The right strings!

Mandolin #1 was completed a while ago, so it’s time to experiment with string type. The original strings were D’Addario J67(s) which have nickel wound G and D strings. I used these because they last a bit longer due to perspiration tarnish.  I’m trying a set of D’Addario EJ74(s) which are a standard medium gauge […]

Mandolin Build: Finished Sound

(Prev: String Up)

Here is a sound sample of the finished mandolin.

The sound is rich on the wound strings and punchy on the treble side. I actually use this instrument for bluegrass and folk music. It seems to want to play both equally well.

One of the most fascinating aspects of the mandolin is how the […]

Mandolin Build: String Up

(Prev: End Pin)

The builder waits for weeks to live in this moment… what will it sound like? Will the top bracing hold 160 pounds of pressure without collapsing? Will all of the work come together to make a fine and unique mandolin?

I’m actually pleased with the sound. I have the string height set at: […]

Mandolin Build: End Pin

(Prev: French Polish Neck)

I took this picture to show how nifty inlay looks with maple, ebony, and rosewood.

The end pin is ebony, the vertical strip is ebony, the binding is rosewood and the body, maple. Quite the contrast, eh? One must be cautious of “bleed” from rosewood, however!

This is where shellac really shines! The […]

Mandolin Build: French Polish Neck

(Prev: Bridge)

Looking at the back view you can see the shine of the shellac across the back and up the neck.

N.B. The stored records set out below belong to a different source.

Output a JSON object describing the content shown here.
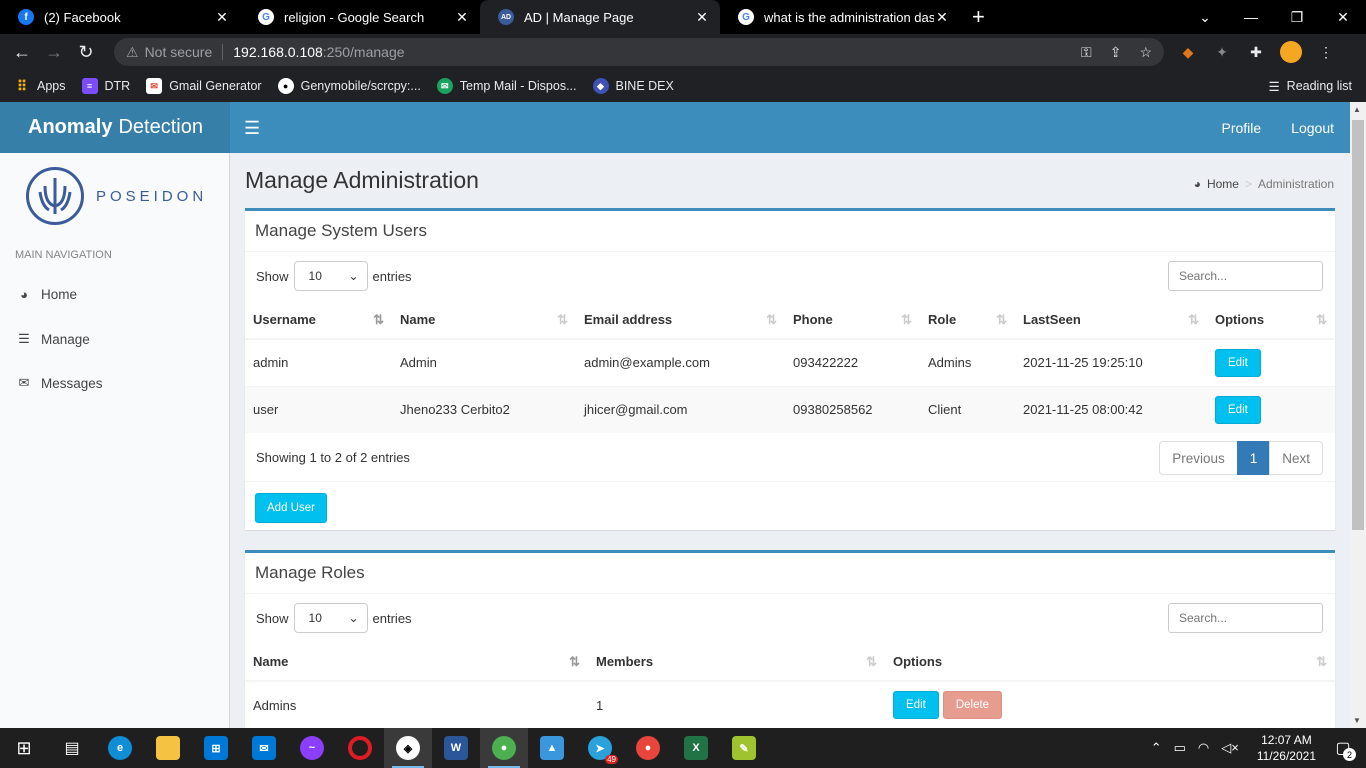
{
  "browser": {
    "tabs": [
      {
        "title": "(2) Facebook",
        "favicon": "facebook-icon",
        "color": "#1877f2",
        "active": false
      },
      {
        "title": "religion - Google Search",
        "favicon": "google-icon",
        "color": "#ffffff",
        "active": false
      },
      {
        "title": "AD | Manage Page",
        "favicon": "site-icon",
        "color": "#3b5b9a",
        "active": true
      },
      {
        "title": "what is the administration dashbo",
        "favicon": "google-icon",
        "color": "#ffffff",
        "active": false
      }
    ],
    "address": {
      "security": "Not secure",
      "host": "192.168.0.108",
      "path": ":250/manage"
    },
    "bookmarks": [
      {
        "label": "Apps",
        "color": "#f4b400"
      },
      {
        "label": "DTR",
        "color": "#7c4dff"
      },
      {
        "label": "Gmail Generator",
        "color": "#ea4335"
      },
      {
        "label": "Genymobile/scrcpy:...",
        "color": "#ffffff"
      },
      {
        "label": "Temp Mail - Dispos...",
        "color": "#1aa260"
      },
      {
        "label": "BINE DEX",
        "color": "#3f51b5"
      }
    ],
    "reading_list": "Reading list"
  },
  "app": {
    "logo_bold": "Anomaly",
    "logo_rest": "Detection",
    "nav_profile": "Profile",
    "nav_logout": "Logout",
    "brand_word": "POSEIDON",
    "nav_header": "MAIN NAVIGATION",
    "nav_items": [
      {
        "label": "Home",
        "icon": "dashboard-icon"
      },
      {
        "label": "Manage",
        "icon": "database-icon"
      },
      {
        "label": "Messages",
        "icon": "envelope-icon"
      }
    ],
    "page_title": "Manage Administration",
    "breadcrumb": {
      "home": "Home",
      "current": "Administration"
    }
  },
  "users_box": {
    "title": "Manage System Users",
    "show": "Show",
    "entries": "entries",
    "page_size": "10",
    "search_placeholder": "Search...",
    "columns": [
      "Username",
      "Name",
      "Email address",
      "Phone",
      "Role",
      "LastSeen",
      "Options"
    ],
    "rows": [
      {
        "username": "admin",
        "name": "Admin",
        "email": "admin@example.com",
        "phone": "093422222",
        "role": "Admins",
        "lastseen": "2021-11-25 19:25:10",
        "option": "Edit"
      },
      {
        "username": "user",
        "name": "Jheno233 Cerbito2",
        "email": "jhicer@gmail.com",
        "phone": "09380258562",
        "role": "Client",
        "lastseen": "2021-11-25 08:00:42",
        "option": "Edit"
      }
    ],
    "info": "Showing 1 to 2 of 2 entries",
    "pager": {
      "prev": "Previous",
      "page": "1",
      "next": "Next"
    },
    "add_button": "Add User"
  },
  "roles_box": {
    "title": "Manage Roles",
    "show": "Show",
    "entries": "entries",
    "page_size": "10",
    "search_placeholder": "Search...",
    "columns": [
      "Name",
      "Members",
      "Options"
    ],
    "rows": [
      {
        "name": "Admins",
        "members": "1",
        "edit": "Edit",
        "delete": "Delete"
      }
    ]
  },
  "taskbar": {
    "time": "12:07 AM",
    "date": "11/26/2021",
    "notifications": "2",
    "telegram_badge": "49"
  }
}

The necks are neat because the maple’s grain really “pops” when the finish is applied.

Most necks are left unfinished because of shellac’s solubility issues with water (or perspiration). I finished my neck just […]

Mandolin Build: Bridge

(Prev: Headstock)

Here are a couple of pictures of the mandolin bridge resting in position.

The advantage of a “floating” bridge is that it can be moved to allow for excellent intonation of the strings. The disadvantage? Because it moves around on the top of a compound curve the feet will never be in perfect contact […]

Mandolin Build: Headstock

(Prev: French Polish Back)

Here you’re looking at the headstock overlay on mandolin #1. Smaller surface areas can be difficult when applying a French polish – especially with an obstruction. In this case the nut was in the way of a smooth stroke across the headstock.

The only option I had was to wipe away from […]

Mandolin Build: French Polish Back

(Prev: 15th Fret Marker)

Again, French polish on the back, but far easier to apply – nothing’s in the way!

The box in the background of the picture is the pumice stone, the small glass jar holds the mixed shellac and the small plastic container keeps the “rubber” moist when not in use.

(Next: Headstock)

Mandolin Build: 15th Fret Marker

(Prev: French Polish Side)

This was a tricky little area to construct …

Normally, the 15th fret marker has no trim – it’s just a white line of plastic. Of course, I wanted to be different!

So, I added a piece of rosewood trim in front of the 15th fret marker to complete the look of the rosewood […]

Mandolin Build: French Polish Side

(Prev: Fret Board Inlay)

Here’s a good look at the side of mandolin #1. I figured I’d go for broke and try installing a rosewood binding. This has to be done with care – take too much off the body and the sanding process relieves too much material, leaving the side too thin in some […]

Mandolin Build: Fret Board Inlay

(Prev: French Polish Top)

Again, one of my “signatures” on my hand-built instruments is abalone position markers.

This is a picture of the abalone inlay on mandolin #1. I use smaller 5mm dots, as opposed to 6mm, for this application. I like the look of the dots to be comfortably inside the frets. The larger dots […]

Mandolin Build: French Polish Top

This is the first time I’ve attempted a French polish on an instrument. French polish is simply a term for shellac. The shellac is purchased in a dry, crystal form and Everclear grain alcohol (190 proof) is added to a set weight of the shellac as a catalyst to dissolve the crystals. Under normal […]